(DATA EXTRACTS Opens)

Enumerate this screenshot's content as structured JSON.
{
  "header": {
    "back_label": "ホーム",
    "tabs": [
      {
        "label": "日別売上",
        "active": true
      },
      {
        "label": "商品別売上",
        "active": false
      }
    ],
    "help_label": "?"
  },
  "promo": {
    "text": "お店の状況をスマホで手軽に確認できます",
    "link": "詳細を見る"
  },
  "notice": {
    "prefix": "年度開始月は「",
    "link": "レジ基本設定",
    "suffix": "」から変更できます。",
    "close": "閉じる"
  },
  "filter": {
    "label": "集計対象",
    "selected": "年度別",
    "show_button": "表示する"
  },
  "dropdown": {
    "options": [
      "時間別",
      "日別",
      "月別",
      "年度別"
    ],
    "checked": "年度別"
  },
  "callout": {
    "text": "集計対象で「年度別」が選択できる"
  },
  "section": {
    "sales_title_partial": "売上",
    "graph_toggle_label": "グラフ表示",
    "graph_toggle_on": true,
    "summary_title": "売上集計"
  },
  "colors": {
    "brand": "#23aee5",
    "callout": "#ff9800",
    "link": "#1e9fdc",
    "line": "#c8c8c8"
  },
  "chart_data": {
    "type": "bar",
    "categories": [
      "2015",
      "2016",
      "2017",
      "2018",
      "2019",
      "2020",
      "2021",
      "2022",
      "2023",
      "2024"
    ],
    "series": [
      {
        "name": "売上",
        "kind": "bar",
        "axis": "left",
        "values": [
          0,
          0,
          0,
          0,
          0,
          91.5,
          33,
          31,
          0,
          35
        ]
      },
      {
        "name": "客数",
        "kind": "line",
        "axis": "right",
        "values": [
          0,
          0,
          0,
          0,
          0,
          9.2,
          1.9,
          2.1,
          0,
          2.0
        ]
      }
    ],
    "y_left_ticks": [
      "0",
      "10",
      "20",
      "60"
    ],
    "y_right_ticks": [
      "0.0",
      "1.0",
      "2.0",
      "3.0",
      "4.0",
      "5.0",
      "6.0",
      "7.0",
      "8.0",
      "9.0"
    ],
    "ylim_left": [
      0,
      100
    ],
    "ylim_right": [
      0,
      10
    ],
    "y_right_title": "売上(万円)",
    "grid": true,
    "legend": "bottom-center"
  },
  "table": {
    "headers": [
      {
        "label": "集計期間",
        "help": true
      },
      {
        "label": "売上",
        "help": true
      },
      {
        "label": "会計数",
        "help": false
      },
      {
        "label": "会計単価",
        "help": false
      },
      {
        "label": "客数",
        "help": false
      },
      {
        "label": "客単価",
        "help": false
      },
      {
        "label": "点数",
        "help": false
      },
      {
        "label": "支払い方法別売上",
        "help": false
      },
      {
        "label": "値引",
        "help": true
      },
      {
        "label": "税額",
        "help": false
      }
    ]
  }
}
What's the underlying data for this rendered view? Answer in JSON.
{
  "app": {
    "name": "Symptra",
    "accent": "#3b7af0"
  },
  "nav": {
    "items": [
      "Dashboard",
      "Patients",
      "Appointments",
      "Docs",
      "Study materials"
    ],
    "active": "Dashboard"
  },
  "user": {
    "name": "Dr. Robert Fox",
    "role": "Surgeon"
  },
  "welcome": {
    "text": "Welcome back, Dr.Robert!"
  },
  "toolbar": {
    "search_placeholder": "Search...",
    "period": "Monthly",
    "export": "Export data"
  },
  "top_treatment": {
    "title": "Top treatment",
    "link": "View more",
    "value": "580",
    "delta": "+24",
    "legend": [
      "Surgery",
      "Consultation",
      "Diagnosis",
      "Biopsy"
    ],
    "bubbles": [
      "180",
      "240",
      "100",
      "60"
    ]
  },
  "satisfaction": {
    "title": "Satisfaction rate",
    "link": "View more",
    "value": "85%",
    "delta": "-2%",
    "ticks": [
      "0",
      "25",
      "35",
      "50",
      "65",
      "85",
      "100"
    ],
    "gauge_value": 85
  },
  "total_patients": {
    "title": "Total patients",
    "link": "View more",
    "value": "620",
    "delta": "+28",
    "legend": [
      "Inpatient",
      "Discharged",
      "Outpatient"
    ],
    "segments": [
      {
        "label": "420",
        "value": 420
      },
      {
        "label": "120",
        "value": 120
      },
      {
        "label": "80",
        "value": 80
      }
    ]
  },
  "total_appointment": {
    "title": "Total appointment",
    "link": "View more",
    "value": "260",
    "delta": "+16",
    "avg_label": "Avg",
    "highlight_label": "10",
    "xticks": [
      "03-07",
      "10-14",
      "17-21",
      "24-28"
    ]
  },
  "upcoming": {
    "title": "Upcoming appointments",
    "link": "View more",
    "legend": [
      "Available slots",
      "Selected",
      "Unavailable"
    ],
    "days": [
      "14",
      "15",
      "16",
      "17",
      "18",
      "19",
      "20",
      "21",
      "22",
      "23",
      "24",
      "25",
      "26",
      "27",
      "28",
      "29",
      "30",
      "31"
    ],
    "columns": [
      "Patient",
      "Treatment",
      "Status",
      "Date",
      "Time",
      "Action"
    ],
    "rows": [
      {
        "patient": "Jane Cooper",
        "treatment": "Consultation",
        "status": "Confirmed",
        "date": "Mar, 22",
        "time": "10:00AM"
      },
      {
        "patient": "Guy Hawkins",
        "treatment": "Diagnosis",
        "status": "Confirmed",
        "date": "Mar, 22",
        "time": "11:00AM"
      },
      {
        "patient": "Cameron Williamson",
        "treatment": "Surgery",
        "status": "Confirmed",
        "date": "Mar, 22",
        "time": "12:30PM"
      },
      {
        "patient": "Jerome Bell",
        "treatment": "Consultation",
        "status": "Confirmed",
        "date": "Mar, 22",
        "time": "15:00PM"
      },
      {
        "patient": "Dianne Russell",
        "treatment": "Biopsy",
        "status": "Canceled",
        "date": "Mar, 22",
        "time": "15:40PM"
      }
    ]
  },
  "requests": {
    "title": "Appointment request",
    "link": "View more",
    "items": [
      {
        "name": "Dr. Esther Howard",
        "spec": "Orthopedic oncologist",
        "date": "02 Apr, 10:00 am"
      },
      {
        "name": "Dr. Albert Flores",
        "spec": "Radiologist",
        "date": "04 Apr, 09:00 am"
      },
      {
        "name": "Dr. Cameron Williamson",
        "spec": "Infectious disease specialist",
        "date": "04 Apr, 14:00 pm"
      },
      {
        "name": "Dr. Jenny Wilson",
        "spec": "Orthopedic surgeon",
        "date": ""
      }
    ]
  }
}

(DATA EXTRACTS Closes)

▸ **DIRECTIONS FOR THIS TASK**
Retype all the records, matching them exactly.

▸ **EXERCISE SOLUTION**
Enumerate this screenshot's content as structured JSON.
{
  "header": {
    "back_label": "ホーム",
    "tabs": [
      {
        "label": "日別売上",
        "active": true
      },
      {
        "label": "商品別売上",
        "active": false
      }
    ],
    "help_label": "?"
  },
  "promo": {
    "text": "お店の状況をスマホで手軽に確認できます",
    "link": "詳細を見る"
  },
  "notice": {
    "prefix": "年度開始月は「",
    "link": "レジ基本設定",
    "suffix": "」から変更できます。",
    "close": "閉じる"
  },
  "filter": {
    "label": "集計対象",
    "selected": "年度別",
    "show_button": "表示する"
  },
  "dropdown": {
    "options": [
      "時間別",
      "日別",
      "月別",
      "年度別"
    ],
    "checked": "年度別"
  },
  "callout": {
    "text": "集計対象で「年度別」が選択できる"
  },
  "section": {
    "sales_title_partial": "売上",
    "graph_toggle_label": "グラフ表示",
    "graph_toggle_on": true,
    "summary_title": "売上集計"
  },
  "colors": {
    "brand": "#23aee5",
    "callout": "#ff9800",
    "link": "#1e9fdc",
    "line": "#c8c8c8"
  },
  "chart_data": {
    "type": "bar",
    "categories": [
      "2015",
      "2016",
      "2017",
      "2018",
      "2019",
      "2020",
      "2021",
      "2022",
      "2023",
      "2024"
    ],
    "series": [
      {
        "name": "売上",
        "kind": "bar",
        "axis": "left",
        "values": [
          0,
          0,
          0,
          0,
          0,
          91.5,
          33,
          31,
          0,
          35
        ]
      },
      {
        "name": "客数",
        "kind": "line",
        "axis": "right",
        "values": [
          0,
          0,
          0,
          0,
          0,
          9.2,
          1.9,
          2.1,
          0,
          2.0
        ]
      }
    ],
    "y_left_ticks": [
      "0",
      "10",
      "20",
      "60"
    ],
    "y_right_ticks": [
      "0.0",
      "1.0",
      "2.0",
      "3.0",
      "4.0",
      "5.0",
      "6.0",
      "7.0",
      "8.0",
      "9.0"
    ],
    "ylim_left": [
      0,
      100
    ],
    "ylim_right": [
      0,
      10
    ],
    "y_right_title": "売上(万円)",
    "grid": true,
    "legend": "bottom-center"
  },
  "table": {
    "headers": [
      {
        "label": "集計期間",
        "help": true
      },
      {
        "label": "売上",
        "help": true
      },
      {
        "label": "会計数",
        "help": false
      },
      {
        "label": "会計単価",
        "help": false
      },
      {
        "label": "客数",
        "help": false
      },
      {
        "label": "客単価",
        "help": false
      },
      {
        "label": "点数",
        "help": false
      },
      {
        "label": "支払い方法別売上",
        "help": false
      },
      {
        "label": "値引",
        "help": true
      },
      {
        "label": "税額",
        "help": false
      }
    ]
  }
}
What's the underlying data for this rendered view? Answer in JSON.
{
  "app": {
    "name": "Symptra",
    "accent": "#3b7af0"
  },
  "nav": {
    "items": [
      "Dashboard",
      "Patients",
      "Appointments",
      "Docs",
      "Study materials"
    ],
    "active": "Dashboard"
  },
  "user": {
    "name": "Dr. Robert Fox",
    "role": "Surgeon"
  },
  "welcome": {
    "text": "Welcome back, Dr.Robert!"
  },
  "toolbar": {
    "search_placeholder": "Search...",
    "period": "Monthly",
    "export": "Export data"
  },
  "top_treatment": {
    "title": "Top treatment",
    "link": "View more",
    "value": "580",
    "delta": "+24",
    "legend": [
      "Surgery",
      "Consultation",
      "Diagnosis",
      "Biopsy"
    ],
    "bubbles": [
      "180",
      "240",
      "100",
      "60"
    ]
  },
  "satisfaction": {
    "title": "Satisfaction rate",
    "link": "View more",
    "value": "85%",
    "delta": "-2%",
    "ticks": [
      "0",
      "25",
      "35",
      "50",
      "65",
      "85",
      "100"
    ],
    "gauge_value": 85
  },
  "total_patients": {
    "title": "Total patients",
    "link": "View more",
    "value": "620",
    "delta": "+28",
    "legend": [
      "Inpatient",
      "Discharged",
      "Outpatient"
    ],
    "segments": [
      {
        "label": "420",
        "value": 420
      },
      {
        "label": "120",
        "value": 120
      },
      {
        "label": "80",
        "value": 80
      }
    ]
  },
  "total_appointment": {
    "title": "Total appointment",
    "link": "View more",
    "value": "260",
    "delta": "+16",
    "avg_label": "Avg",
    "highlight_label": "10",
    "xticks": [
      "03-07",
      "10-14",
      "17-21",
      "24-28"
    ]
  },
  "upcoming": {
    "title": "Upcoming appointments",
    "link": "View more",
    "legend": [
      "Available slots",
      "Selected",
      "Unavailable"
    ],
    "days": [
      "14",
      "15",
      "16",
      "17",
      "18",
      "19",
      "20",
      "21",
      "22",
      "23",
      "24",
      "25",
      "26",
      "27",
      "28",
      "29",
      "30",
      "31"
    ],
    "columns": [
      "Patient",
      "Treatment",
      "Status",
      "Date",
      "Time",
      "Action"
    ],
    "rows": [
      {
        "patient": "Jane Cooper",
        "treatment": "Consultation",
        "status": "Confirmed",
        "date": "Mar, 22",
        "time": "10:00AM"
      },
      {
        "patient": "Guy Hawkins",
        "treatment": "Diagnosis",
        "status": "Confirmed",
        "date": "Mar, 22",
        "time": "11:00AM"
      },
      {
        "patient": "Cameron Williamson",
        "treatment": "Surgery",
        "status": "Confirmed",
        "date": "Mar, 22",
        "time": "12:30PM"
      },
      {
        "patient": "Jerome Bell",
        "treatment": "Consultation",
        "status": "Confirmed",
        "date": "Mar, 22",
        "time": "15:00PM"
      },
      {
        "patient": "Dianne Russell",
        "treatment": "Biopsy",
        "status": "Canceled",
        "date": "Mar, 22",
        "time": "15:40PM"
      }
    ]
  },
  "requests": {
    "title": "Appointment request",
    "link": "View more",
    "items": [
      {
        "name": "Dr. Esther Howard",
        "spec": "Orthopedic oncologist",
        "date": "02 Apr, 10:00 am"
      },
      {
        "name": "Dr. Albert Flores",
        "spec": "Radiologist",
        "date": "04 Apr, 09:00 am"
      },
      {
        "name": "Dr. Cameron Williamson",
        "spec": "Infectious disease specialist",
        "date": "04 Apr, 14:00 pm"
      },
      {
        "name": "Dr. Jenny Wilson",
        "spec": "Orthopedic surgeon",
        "date": ""
      }
    ]
  }
}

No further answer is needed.